Blocking of the Cox-1 and COX-2 enzymes can also disrupt the balance of many functions of the kidneys. (7) Remember, your kidneys are filters that clean out your blood, remove waste, and help to regulate your blood pressure (BP). NSAID use, especially long-term use, can interfere with all of that including causing additional kidney damage. (8) Along with decreased blood flow to the kidneys, NSAIDs can:
- Cause high blood pressure
- Increased sodium and fluid retention
- Increase already high BP
- interact with and prevent some blood pressure meds from working correctly
With CKD, NSAID use has been clinically associated with:
- Acute Kidney Injury (AKI). Especially if an individual’s blood pressure (BP) is low and they are dehydrated.
- Faster progression of kidney disease and decline in function.
- An increase in blood pressure!
If you are unsure if the over-the-counter (OTC) medication you rely on is an NSAID, ask your pharmacist or healthcare provider. They will be able to clarify it for you and let you know if they are safe to use. You also can look for NSAIDs on the Drug Facts Label, it will document if an NSAID is one of the active ingredients. For more on how to read Drug Labels, check out this comprehensive article.
It is especially important to look at any cold or sinus medications because Non-Steroidal Anti-Inflammatory Meds (NSAIDs) are often an included ingredient. A great resource to bookmark is the NIH's searchable index of Drug Facts Labels called DailyMed.
*Example of a Drug Facts label, brand name Aleve.
Skip NSAIDS With PKD
In addition to reducing blood flow to the kidneys, NSAIDS can interact with, and lower, the effectiveness of several medications frequently prescribed to help treat high blood pressure (BP) with PKD.
Those blood pressure meds include:
- ACE inhibitors, e.g. Lisinopril (Zestril)
- ARBs, e.g. Losartan (Cozaar)
- Some Diuretics “water pills”, e.g. Hydrochlorothiazide (HCTZ)
The combination of an ACE inhibitor or an ARB + HCTZ + an NSAID is even more dangerous because of an elevated risk of kidney damage. There is a greater risk of low BP, dehydration, and less blood flow to the kidneys.
General PKD Recommendations
NSAIDs are not recommended to treat chronic pain and for long-term use with PKD. You want to avoid taking them unless your MD has prescribed them, or given you the green light for specific use. You may want to ask about some short-term situations, so ask before using them. As always, talk with your MD. You can start that conversation and ask about the risk vs. benefit for you.
Now, the question is, what can you use?

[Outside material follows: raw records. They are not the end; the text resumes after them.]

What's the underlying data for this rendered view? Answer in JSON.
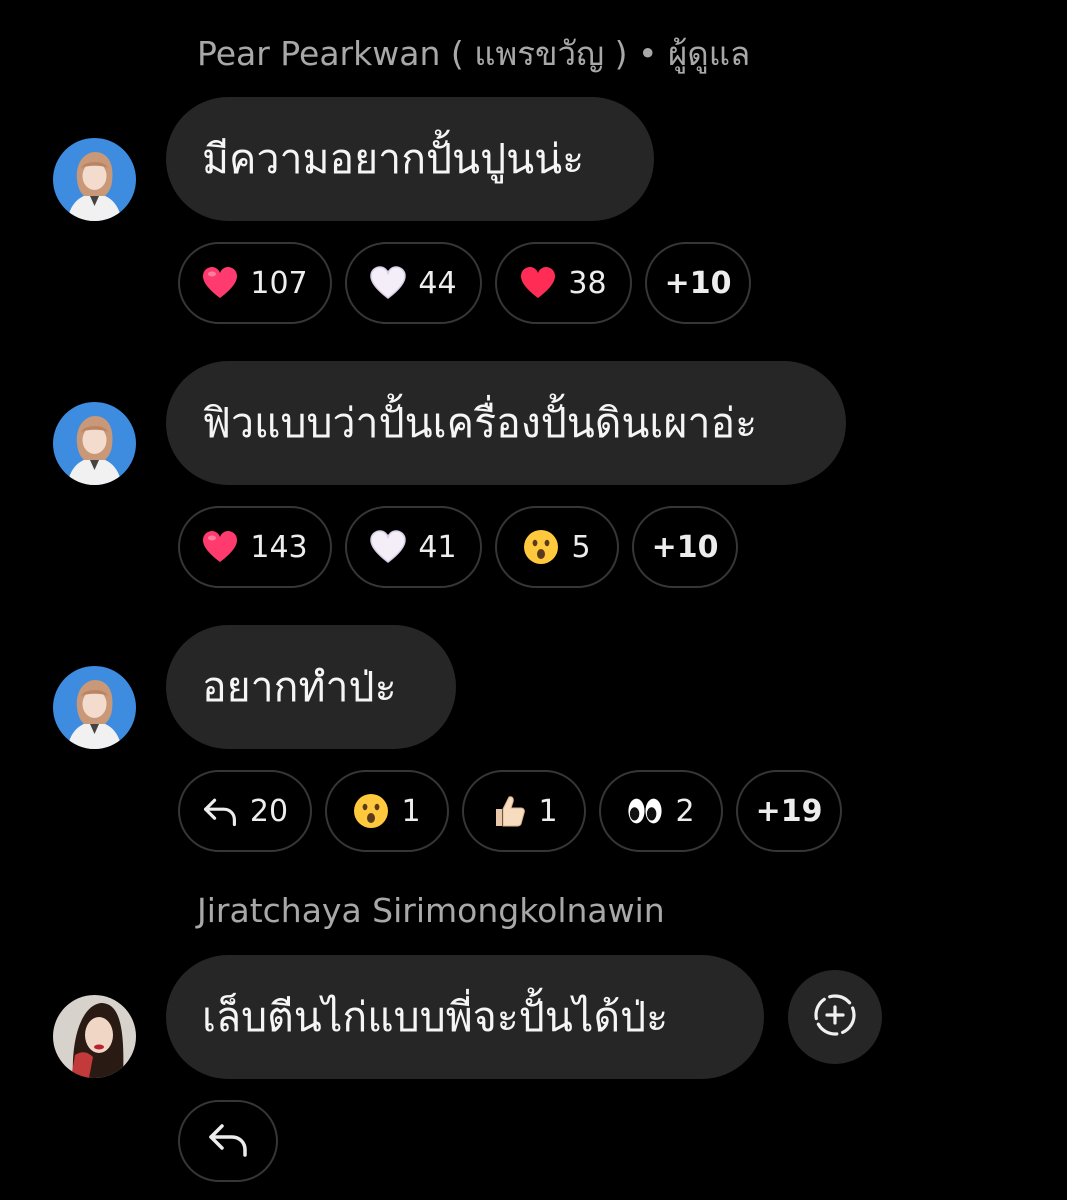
{
  "thread": {
    "sender_1": "Pear Pearkwan ( แพรขวัญ ) • ผู้ดูแล",
    "sender_2": "Jiratchaya Sirimongkolnawin",
    "messages": [
      {
        "text": "มีความอยากปั้นปูนน่ะ",
        "reactions": [
          {
            "icon": "pink-heart-icon",
            "count": "107"
          },
          {
            "icon": "white-heart-icon",
            "count": "44"
          },
          {
            "icon": "red-heart-icon",
            "count": "38"
          }
        ],
        "more": "+10"
      },
      {
        "text": "ฟิวแบบว่าปั้นเครื่องปั้นดินเผาอ่ะ",
        "reactions": [
          {
            "icon": "pink-heart-icon",
            "count": "143"
          },
          {
            "icon": "white-heart-icon",
            "count": "41"
          },
          {
            "icon": "surprised-face-icon",
            "count": "5"
          }
        ],
        "more": "+10"
      },
      {
        "text": "อยากทำป่ะ",
        "reactions": [
          {
            "icon": "reply-arrow-icon",
            "count": "20"
          },
          {
            "icon": "surprised-face-icon",
            "count": "1"
          },
          {
            "icon": "thumbs-up-icon",
            "count": "1"
          },
          {
            "icon": "eyes-icon",
            "count": "2"
          }
        ],
        "more": "+19"
      },
      {
        "text": "เล็บตีนไก่แบบพี่จะปั้นได้ป่ะ"
      }
    ]
  },
  "colors": {
    "background": "#000000",
    "bubble": "#262626",
    "pill_border": "#363636",
    "sender_text": "#a8a8a8",
    "pink_heart": "#ff3a6e",
    "red_heart": "#ff2d55"
  }
}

Acetaminophen (Tylenol) has been used, and recommended, as a first-line pain medication for well over 50 years and is considered safe for people with altered kidney function. (9)

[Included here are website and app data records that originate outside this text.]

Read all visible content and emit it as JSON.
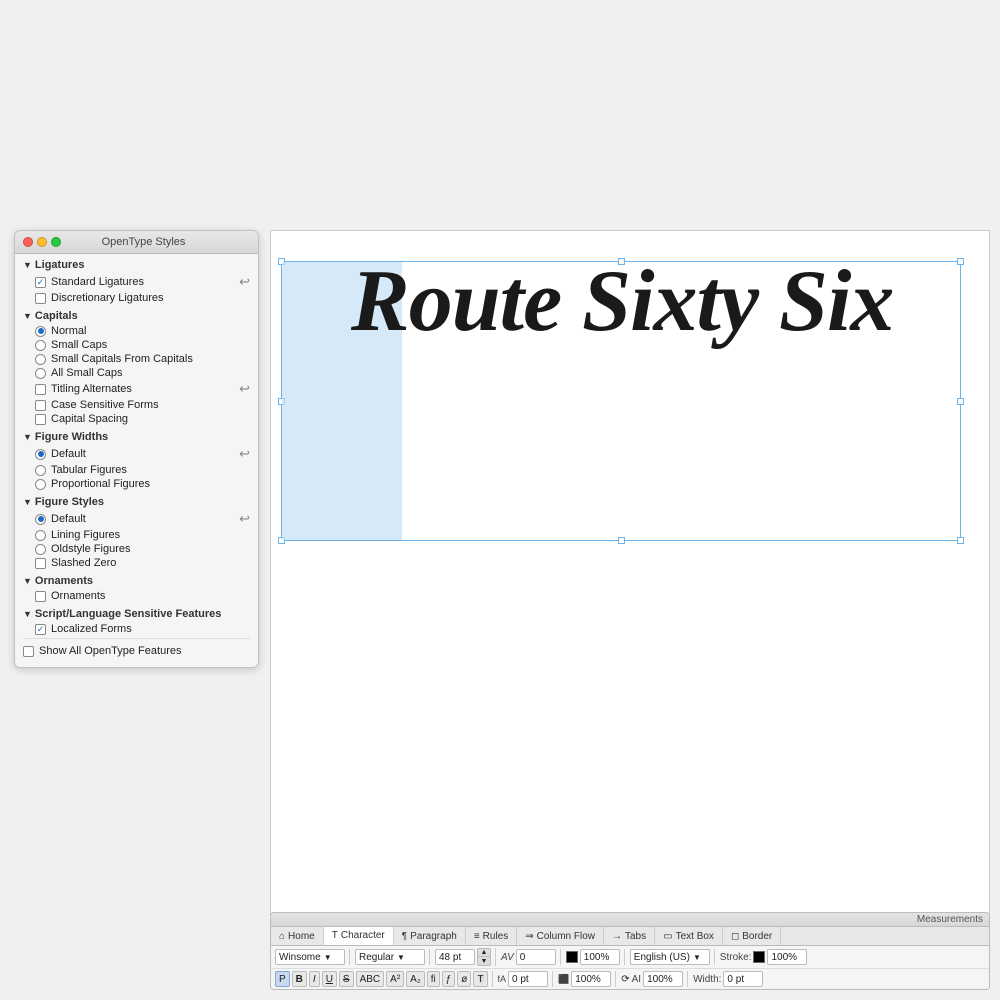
{
  "panel": {
    "title": "OpenType Styles",
    "sections": {
      "ligatures": {
        "label": "Ligatures",
        "options": [
          {
            "id": "standard-ligatures",
            "label": "Standard Ligatures",
            "type": "checkbox",
            "checked": true,
            "hasIcon": true
          },
          {
            "id": "discretionary-ligatures",
            "label": "Discretionary Ligatures",
            "type": "checkbox",
            "checked": false,
            "hasIcon": false
          }
        ]
      },
      "capitals": {
        "label": "Capitals",
        "options": [
          {
            "id": "normal",
            "label": "Normal",
            "type": "radio",
            "checked": true,
            "hasIcon": false
          },
          {
            "id": "small-caps",
            "label": "Small Caps",
            "type": "radio",
            "checked": false,
            "hasIcon": false
          },
          {
            "id": "small-caps-from-capitals",
            "label": "Small Capitals From Capitals",
            "type": "radio",
            "checked": false,
            "hasIcon": false
          },
          {
            "id": "all-small-caps",
            "label": "All Small Caps",
            "type": "radio",
            "checked": false,
            "hasIcon": false
          },
          {
            "id": "titling-alternates",
            "label": "Titling Alternates",
            "type": "checkbox",
            "checked": false,
            "hasIcon": true
          },
          {
            "id": "case-sensitive-forms",
            "label": "Case Sensitive Forms",
            "type": "checkbox",
            "checked": false,
            "hasIcon": false
          },
          {
            "id": "capital-spacing",
            "label": "Capital Spacing",
            "type": "checkbox",
            "checked": false,
            "hasIcon": false
          }
        ]
      },
      "figure_widths": {
        "label": "Figure Widths",
        "options": [
          {
            "id": "fw-default",
            "label": "Default",
            "type": "radio",
            "checked": true,
            "hasIcon": true
          },
          {
            "id": "tabular-figures",
            "label": "Tabular Figures",
            "type": "radio",
            "checked": false,
            "hasIcon": false
          },
          {
            "id": "proportional-figures",
            "label": "Proportional Figures",
            "type": "radio",
            "checked": false,
            "hasIcon": false
          }
        ]
      },
      "figure_styles": {
        "label": "Figure Styles",
        "options": [
          {
            "id": "fs-default",
            "label": "Default",
            "type": "radio",
            "checked": true,
            "hasIcon": true
          },
          {
            "id": "lining-figures",
            "label": "Lining Figures",
            "type": "radio",
            "checked": false,
            "hasIcon": false
          },
          {
            "id": "oldstyle-figures",
            "label": "Oldstyle Figures",
            "type": "radio",
            "checked": false,
            "hasIcon": false
          },
          {
            "id": "slashed-zero",
            "label": "Slashed Zero",
            "type": "checkbox",
            "checked": false,
            "hasIcon": false
          }
        ]
      },
      "ornaments": {
        "label": "Ornaments",
        "options": [
          {
            "id": "ornaments",
            "label": "Ornaments",
            "type": "checkbox",
            "checked": false,
            "hasIcon": false
          }
        ]
      },
      "script_language": {
        "label": "Script/Language Sensitive Features",
        "options": [
          {
            "id": "localized-forms",
            "label": "Localized Forms",
            "type": "checkbox",
            "checked": true,
            "hasIcon": false
          }
        ]
      }
    },
    "show_all_label": "Show All OpenType Features"
  },
  "canvas": {
    "text": "Route Sixty Six"
  },
  "measurements": {
    "title": "Measurements",
    "tabs": [
      {
        "id": "home",
        "label": "Home",
        "icon": "house"
      },
      {
        "id": "character",
        "label": "Character",
        "icon": "T"
      },
      {
        "id": "paragraph",
        "label": "Paragraph",
        "icon": "para"
      },
      {
        "id": "rules",
        "label": "Rules",
        "icon": "rules"
      },
      {
        "id": "column-flow",
        "label": "Column Flow",
        "icon": "columns"
      },
      {
        "id": "tabs",
        "label": "Tabs",
        "icon": "arrow"
      },
      {
        "id": "text-box",
        "label": "Text Box",
        "icon": "box"
      },
      {
        "id": "border",
        "label": "Border",
        "icon": "border"
      }
    ],
    "row1": {
      "font_name": "Winsome",
      "font_style": "Regular",
      "font_size": "48 pt",
      "kern": "0",
      "opacity": "100%",
      "language": "English (US)",
      "stroke_label": "Stroke:",
      "stroke_value": "100%"
    },
    "row2": {
      "para_btn": "P",
      "bold": "B",
      "italic": "I",
      "underline": "U",
      "strikethrough": "S",
      "abc_caps": "ABC",
      "super": "A²",
      "sub": "A₂",
      "fi": "fi",
      "fl": "ƒ",
      "oe": "ø",
      "shadow": "T",
      "baseline": "fA",
      "baseline_val": "0 pt",
      "scale_h": "100%",
      "rotate_icon": "⟳",
      "ai_label": "AI",
      "ai_val": "100%",
      "width_label": "Width:",
      "width_val": "0 pt"
    }
  }
}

It is also recommended by the National Kidney Foundation, and PKD Foundation, as the first pain relief med of choice for folks with kidney disease, including PKD. (10) With regards to PKD, there is no evidence acetaminophen (Tylenol) can and will injure your kidneys or liver, including with PLD. (11)
Remember that each individual’s health is different, so a medication that’s right for someone else may not be suitable for you. If you have chronic kidney disease or another health condition, such as heart disease, you should always consult with your physician and nephrologist before taking medications.

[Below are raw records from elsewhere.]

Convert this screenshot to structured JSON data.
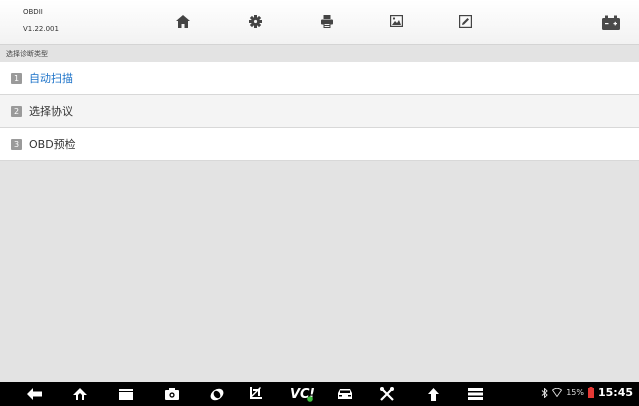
{
  "header": {
    "app_name": "OBDII",
    "app_version": "V1.22.001",
    "toolbar": [
      {
        "icon": "home-icon"
      },
      {
        "icon": "settings-icon"
      },
      {
        "icon": "print-icon"
      },
      {
        "icon": "screenshot-icon"
      },
      {
        "icon": "edit-note-icon"
      }
    ],
    "battery_icon": "vehicle-battery-icon"
  },
  "subtitle": "选择诊断类型",
  "menu": {
    "items": [
      {
        "num": "1",
        "label": "自动扫描",
        "active": true
      },
      {
        "num": "2",
        "label": "选择协议",
        "active": false
      },
      {
        "num": "3",
        "label": "OBD预检",
        "active": false
      }
    ]
  },
  "statusbar": {
    "battery": "15%",
    "time": "15:45"
  },
  "colors": {
    "accent": "#1d73c9",
    "background": "#e3e3e3",
    "navbar": "#000000",
    "battery_low": "#e53935"
  }
}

- High doses or long-term use of NSAIDs can cause kidney damage
- NSAIDs can reduce the blood flow to your kidneys
- Always check the ingredients in your medications
- Don’t use over-the-counter NSAIDs with PKD
- Talk with your MD if you need or want to take NSAIDs, for a specific use
I did a podcast episode on the topic of NSAIDs and PKD. Make sure to follow The PKD Dietitian Podcast wherever you listen! Check it out >>> Episode #10 of The PKD Dietitian Podcast
Diana, The PKD Dietitian